→ **To do**
Could you repeat all of the entries exactly, leaving out any pictures?

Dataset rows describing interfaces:
_ _ _ _ _ _ _
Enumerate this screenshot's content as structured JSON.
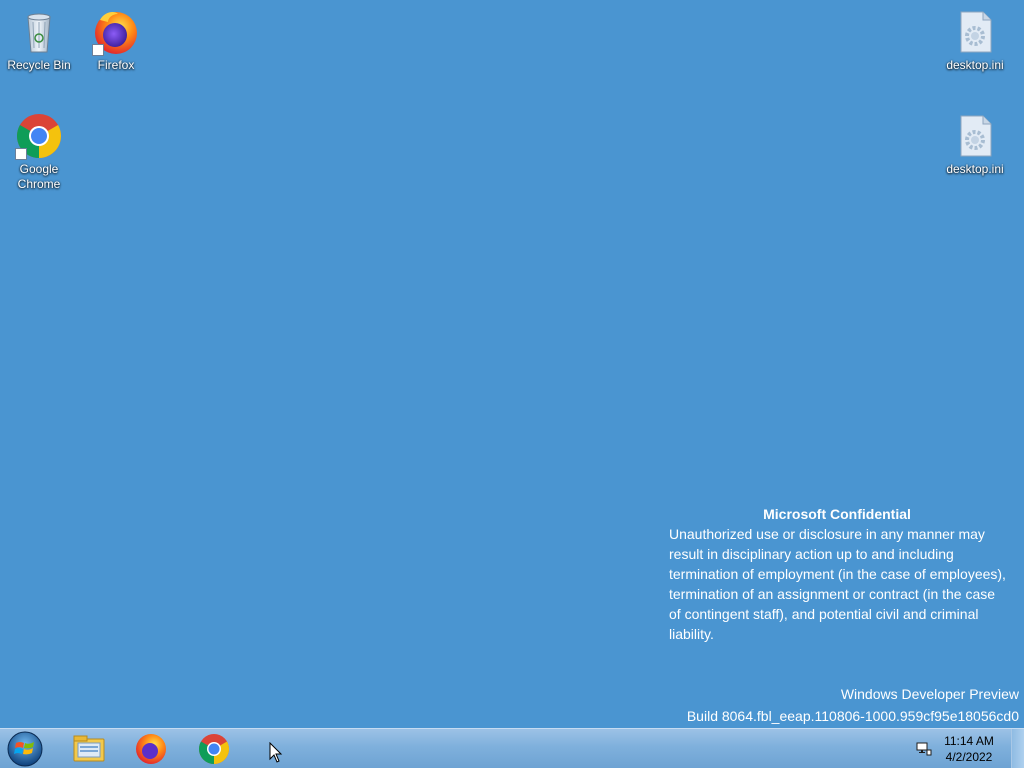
{
  "desktop": {
    "background_color": "#4a95d1",
    "icons": [
      {
        "label": "Recycle Bin",
        "icon": "recycle-bin-icon"
      },
      {
        "label": "Firefox",
        "icon": "firefox-icon"
      },
      {
        "label": "Google Chrome",
        "icon": "chrome-icon"
      },
      {
        "label": "desktop.ini",
        "icon": "settings-file-icon"
      },
      {
        "label": "desktop.ini",
        "icon": "settings-file-icon"
      }
    ],
    "confidential": {
      "heading": "Microsoft Confidential",
      "body": "Unauthorized use or disclosure in any manner may result in disciplinary action up to and including termination of employment (in the case of employees), termination of an assignment or contract (in the case of contingent staff), and potential civil and criminal liability."
    },
    "watermark": {
      "line1": "Windows Developer Preview",
      "line2": "Build 8064.fbl_eeap.110806-1000.959cf95e18056cd0"
    }
  },
  "taskbar": {
    "start_icon": "windows-start-orb-icon",
    "apps": [
      {
        "name": "File Explorer",
        "icon": "file-explorer-icon"
      },
      {
        "name": "Firefox",
        "icon": "firefox-icon"
      },
      {
        "name": "Google Chrome",
        "icon": "chrome-icon"
      }
    ],
    "tray": {
      "network_icon": "network-icon",
      "time": "11:14 AM",
      "date": "4/2/2022"
    }
  }
}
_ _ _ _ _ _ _
→ **Result**
Enumerate this screenshot's content as structured JSON.
{
  "desktop": {
    "background_color": "#4a95d1",
    "icons": [
      {
        "label": "Recycle Bin",
        "icon": "recycle-bin-icon"
      },
      {
        "label": "Firefox",
        "icon": "firefox-icon"
      },
      {
        "label": "Google Chrome",
        "icon": "chrome-icon"
      },
      {
        "label": "desktop.ini",
        "icon": "settings-file-icon"
      },
      {
        "label": "desktop.ini",
        "icon": "settings-file-icon"
      }
    ],
    "confidential": {
      "heading": "Microsoft Confidential",
      "body": "Unauthorized use or disclosure in any manner may result in disciplinary action up to and including termination of employment (in the case of employees), termination of an assignment or contract (in the case of contingent staff), and potential civil and criminal liability."
    },
    "watermark": {
      "line1": "Windows Developer Preview",
      "line2": "Build 8064.fbl_eeap.110806-1000.959cf95e18056cd0"
    }
  },
  "taskbar": {
    "start_icon": "windows-start-orb-icon",
    "apps": [
      {
        "name": "File Explorer",
        "icon": "file-explorer-icon"
      },
      {
        "name": "Firefox",
        "icon": "firefox-icon"
      },
      {
        "name": "Google Chrome",
        "icon": "chrome-icon"
      }
    ],
    "tray": {
      "network_icon": "network-icon",
      "time": "11:14 AM",
      "date": "4/2/2022"
    }
  }
}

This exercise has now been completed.